If you are someone who has recently started working a job at a school, daycare, or another type of business that involves caring for children, then it is in your best interest to learn how to provide CPR in the case of an emergency. If you already trained in adult CPR, then you should know that there are some differences when it comes to performing the life-saving technique on a child. Keep reading to learn about a few of these differences.
Compressions Are Not As Strong
Children have chests that are much more shallow than adults. Also, the bones of a child are a bit more pliable as they contain more cartilage than adult bones. This means that far less pressure is needed to compress the chest to move blood throughout the body.

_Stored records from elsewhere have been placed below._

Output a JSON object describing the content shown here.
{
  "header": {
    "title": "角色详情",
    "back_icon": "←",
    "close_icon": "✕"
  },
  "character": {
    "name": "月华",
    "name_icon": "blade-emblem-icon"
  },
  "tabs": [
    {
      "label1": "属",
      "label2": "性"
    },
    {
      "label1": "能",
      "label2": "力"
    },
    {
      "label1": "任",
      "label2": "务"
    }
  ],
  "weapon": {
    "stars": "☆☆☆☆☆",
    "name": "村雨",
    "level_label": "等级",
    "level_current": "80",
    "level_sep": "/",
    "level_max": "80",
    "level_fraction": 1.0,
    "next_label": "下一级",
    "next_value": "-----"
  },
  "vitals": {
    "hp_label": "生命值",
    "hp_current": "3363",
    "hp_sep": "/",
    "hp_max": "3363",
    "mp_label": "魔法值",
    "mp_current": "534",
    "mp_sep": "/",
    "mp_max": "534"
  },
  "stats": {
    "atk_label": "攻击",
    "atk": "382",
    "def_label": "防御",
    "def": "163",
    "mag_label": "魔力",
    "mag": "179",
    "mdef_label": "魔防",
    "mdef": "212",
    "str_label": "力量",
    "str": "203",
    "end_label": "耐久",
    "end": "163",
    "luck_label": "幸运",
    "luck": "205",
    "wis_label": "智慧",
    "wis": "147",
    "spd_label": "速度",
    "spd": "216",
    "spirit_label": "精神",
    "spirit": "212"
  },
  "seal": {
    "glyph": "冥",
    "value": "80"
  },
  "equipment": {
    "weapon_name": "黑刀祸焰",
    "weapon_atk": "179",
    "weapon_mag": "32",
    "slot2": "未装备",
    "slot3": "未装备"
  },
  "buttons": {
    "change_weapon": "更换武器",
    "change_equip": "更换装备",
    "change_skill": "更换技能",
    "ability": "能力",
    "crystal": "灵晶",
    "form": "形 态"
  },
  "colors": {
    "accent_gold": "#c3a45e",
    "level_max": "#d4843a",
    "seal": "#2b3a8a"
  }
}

So, depending on the age of the child, you should be using only one hand to complete compressions as this will help you to control the amount of force you place on the heart. And, this is important when it comes to preventing injuries like soft tissue damage to the heart itself.
When you are completing the less forceful contractions, the depth should also be adjusted to about one to one and a half inches instead of the two inches you need for an adult.
While the compressions are not nearly as strong, you will still need to retain the same sort of speed that you would if you were performing CPR on an adult. You want to compress at a rate of about 100 to 120 compressions each minute. Compression speed is quicker than most people realize, and this is one reason why you often want to hum a song in your head to keep your beat. Check out a CPR song list to find a tune that you can keep rhythm to.
CPR Is Started Immediately
When it comes to adults who are going through cardiac arrest, you are advised to contact 911 immediately. This is important so that trained professionals can provide assistance in the way of shock treatments and medications that are more likely to save a life than just CPR alone. However, when it comes to children, you want to start CPR immediately before you contact 911. Children are much more likely to respond positively to CPR, even by a relatively untrained individual due to their relative resiliency.
Once you start CPR, you want to complete compressions for about two minutes before calling 911. If possible, finding someone quickly who can do so for you is a good idea. And, make sure to keep the emergency professionals on the line if possible since they can help to ensure that you are retaining the correct CPR compression speed.
For more information, contact local professionals like those found at an emergency and health training center.Share